PROBLEM DETAILS
Whichever lines include the word "icon", copy them as they appear in the data.

─── DATASET ENTRIES

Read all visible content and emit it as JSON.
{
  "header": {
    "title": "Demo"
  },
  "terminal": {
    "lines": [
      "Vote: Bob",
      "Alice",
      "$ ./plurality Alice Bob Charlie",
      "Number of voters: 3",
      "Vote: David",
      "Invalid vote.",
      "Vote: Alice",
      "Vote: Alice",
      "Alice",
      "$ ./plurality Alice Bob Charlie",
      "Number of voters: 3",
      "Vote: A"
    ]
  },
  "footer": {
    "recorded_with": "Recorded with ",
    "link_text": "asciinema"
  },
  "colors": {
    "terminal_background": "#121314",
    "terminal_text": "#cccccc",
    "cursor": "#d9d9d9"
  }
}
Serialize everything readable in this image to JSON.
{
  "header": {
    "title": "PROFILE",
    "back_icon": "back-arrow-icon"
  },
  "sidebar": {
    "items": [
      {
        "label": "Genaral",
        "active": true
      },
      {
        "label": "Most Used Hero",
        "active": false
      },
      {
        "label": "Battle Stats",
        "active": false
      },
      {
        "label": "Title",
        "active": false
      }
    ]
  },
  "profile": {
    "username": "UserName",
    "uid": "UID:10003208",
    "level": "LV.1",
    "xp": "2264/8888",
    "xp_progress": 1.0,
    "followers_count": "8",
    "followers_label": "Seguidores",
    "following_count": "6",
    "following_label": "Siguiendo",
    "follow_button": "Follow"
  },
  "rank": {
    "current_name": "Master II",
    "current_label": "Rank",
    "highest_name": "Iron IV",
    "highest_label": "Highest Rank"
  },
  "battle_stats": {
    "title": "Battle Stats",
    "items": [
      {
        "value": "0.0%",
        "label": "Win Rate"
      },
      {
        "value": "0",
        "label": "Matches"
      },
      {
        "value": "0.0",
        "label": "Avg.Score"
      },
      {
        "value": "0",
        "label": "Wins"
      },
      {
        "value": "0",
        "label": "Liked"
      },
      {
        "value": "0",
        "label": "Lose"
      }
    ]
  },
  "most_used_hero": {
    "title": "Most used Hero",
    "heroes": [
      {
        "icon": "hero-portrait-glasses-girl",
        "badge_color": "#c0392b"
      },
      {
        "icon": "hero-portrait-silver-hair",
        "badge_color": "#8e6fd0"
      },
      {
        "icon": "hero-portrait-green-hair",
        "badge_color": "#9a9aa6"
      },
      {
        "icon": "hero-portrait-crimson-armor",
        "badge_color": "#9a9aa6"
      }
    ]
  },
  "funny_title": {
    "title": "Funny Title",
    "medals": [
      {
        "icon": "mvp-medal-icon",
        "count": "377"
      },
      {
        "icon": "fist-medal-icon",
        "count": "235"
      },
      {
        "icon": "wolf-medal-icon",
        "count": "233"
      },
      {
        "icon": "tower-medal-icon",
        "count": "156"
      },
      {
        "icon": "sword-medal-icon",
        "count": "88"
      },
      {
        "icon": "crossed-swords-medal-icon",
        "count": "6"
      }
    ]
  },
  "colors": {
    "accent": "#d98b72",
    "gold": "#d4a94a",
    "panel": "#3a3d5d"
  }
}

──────

EXPECTED OUTPUT
    "back_icon": "back-arrow-icon"
        "icon": "hero-portrait-glasses-girl",
        "icon": "hero-portrait-silver-hair",
        "icon": "hero-portrait-green-hair",
        "icon": "hero-portrait-crimson-armor",
        "icon": "mvp-medal-icon",
        "icon": "fist-medal-icon",
        "icon": "wolf-medal-icon",
        "icon": "tower-medal-icon",
        "icon": "sword-medal-icon",
        "icon": "crossed-swords-medal-icon",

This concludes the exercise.